# 5G Data Rates and Shannon Capacity

Recently I came across a post from T-Mobile in which they claim to have achieved a download speed of 5.6 Gbps over a 100 MHz channel resulting in a Spectral Efficiency of more than 50 bps/Hz. This was achieved in an MU-MIMO configuration with eight connected devices having an aggregate of 16 parallel streams i.e. two parallel streams per device. The channel used for this experiment was the mid-band frequency of 2.5 GHz.

Now let us revisit the Shannon Capacity theorem and see what data rate it predicts with the above parameters. Shannon Capacity theorem is given as:

C = N x BW x log2(1+SNR)

where

N=16 is the number of parallel streams enabled by multiple antennas at Tx and Rx

BW=100 MHz is the total bandwidth available to the carrier in the 2.5 GHz band

SNR=10 is the Signal to Noise Ratio (a moderately good SNR is assumed)

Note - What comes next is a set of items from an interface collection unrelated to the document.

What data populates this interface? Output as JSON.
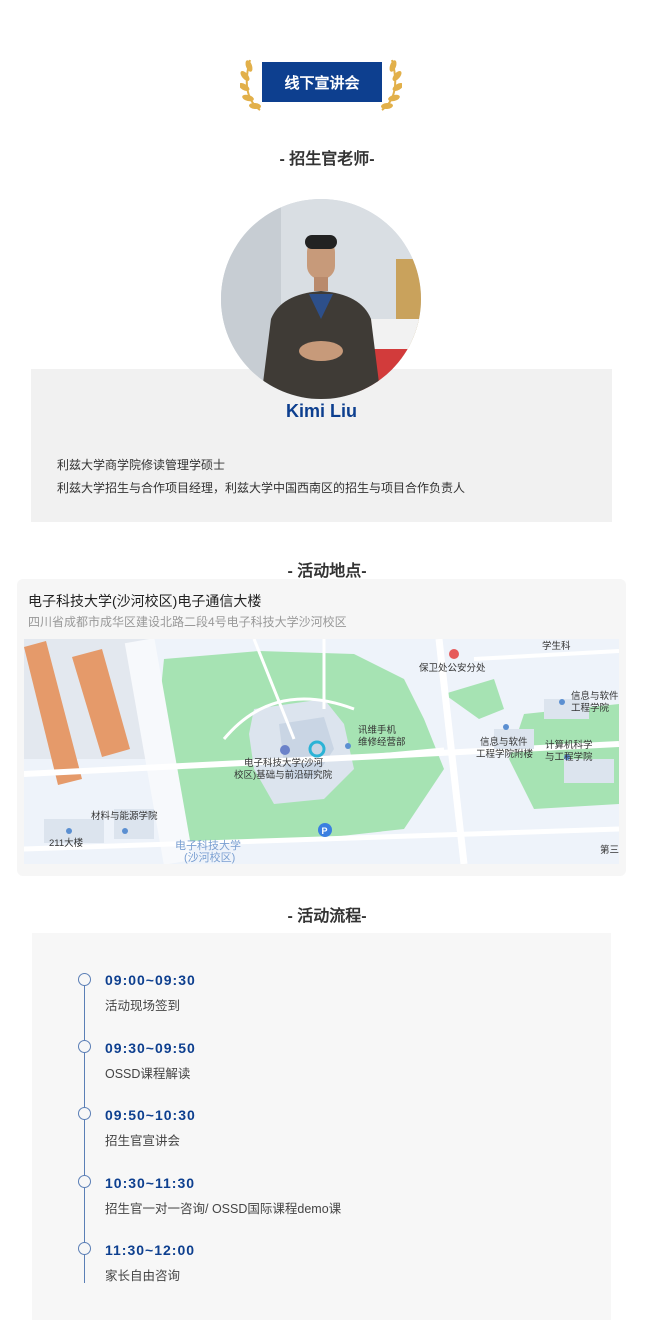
{
  "header": {
    "badge_label": "线下宣讲会"
  },
  "teacher_section": {
    "title": "- 招生官老师-",
    "name": "Kimi Liu",
    "lines": [
      "利兹大学商学院修读管理学硕士",
      "利兹大学招生与合作项目经理，利兹大学中国西南区的招生与项目合作负责人"
    ]
  },
  "location_section": {
    "title": "- 活动地点-",
    "place_name": "电子科技大学(沙河校区)电子通信大楼",
    "address": "四川省成都市成华区建设北路二段4号电子科技大学沙河校区",
    "map_labels": {
      "student_section": "学生科",
      "security_office": "保卫处公安分处",
      "info_software_1": "信息与软件",
      "info_software_2": "工程学院",
      "xunwei_1": "讯维手机",
      "xunwei_2": "维修经营部",
      "uestc_poi_1": "电子科技大学(沙河",
      "uestc_poi_2": "校区)基础与前沿研究院",
      "info_annex_1": "信息与软件",
      "info_annex_2": "工程学院附楼",
      "cs_1": "计算机科学",
      "cs_2": "与工程学院",
      "materials": "材料与能源学院",
      "bldg_211": "211大楼",
      "campus_1": "电子科技大学",
      "campus_2": "(沙河校区)",
      "third": "第三"
    }
  },
  "schedule_section": {
    "title": "- 活动流程-",
    "items": [
      {
        "time": "09:00~09:30",
        "desc": "活动现场签到"
      },
      {
        "time": "09:30~09:50",
        "desc": "OSSD课程解读"
      },
      {
        "time": "09:50~10:30",
        "desc": "招生官宣讲会"
      },
      {
        "time": "10:30~11:30",
        "desc": "招生官一对一咨询/ OSSD国际课程demo课"
      },
      {
        "time": "11:30~12:00",
        "desc": "家长自由咨询"
      }
    ]
  },
  "colors": {
    "brand_blue": "#0d3f8f",
    "card_gray": "#f1f1f1",
    "laurel_gold": "#e2b04a",
    "map_green": "#a6e3b3"
  }
}
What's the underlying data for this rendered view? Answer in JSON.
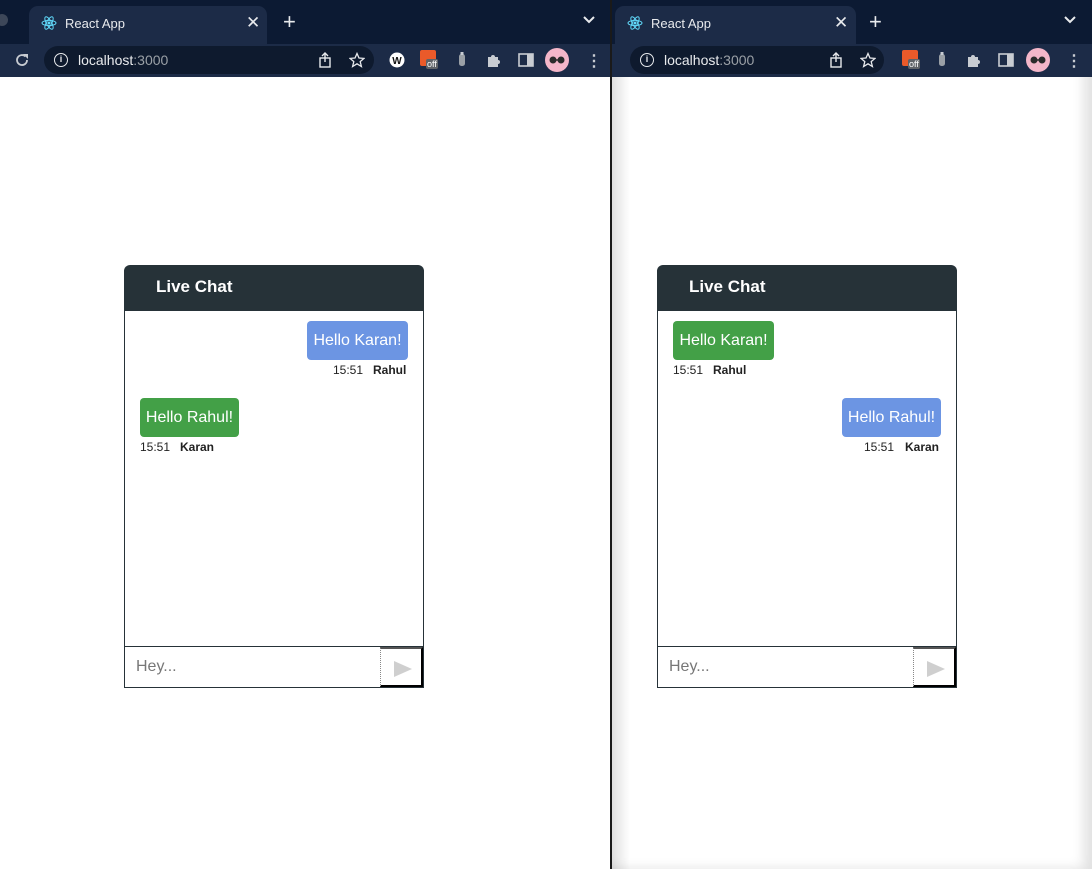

Plugging these numbers in, we get a capacity limit of 5.54 Gbps, approximately the same number obtained in the experiment. But it all depends upon the Signal to Noise Ratio, that has not been mentioned by T-Mobile in the reference post. With an SNR=20 dB, a very good channel condition, the capacity increases to about 10.65 Gbps but with an SNR=0 dB, a likely scenario at the cell edge, the capacity drops to 1.6 Gbps. The details for the capacity at different SNRs are given in the table and figure below.

1. Please note that the above capacity calculations are for eight users simultaneously connected over the 100 MHz channel. The data rate achieved by a single user, in the T-Mobile experiment, was 5600/8=700 Mbps.
2. Also note that much higher bandwidths are available in the millitmeter wave band and this may increase the data rates 10 fold or even higher.

References:

https://www.t-mobile.com/news/network/t-mobile-achieves-mind-blowing-5g-speeds-with-mu-mimo

https://www.waveform.com/a/b/guides/5g-and-shannons-law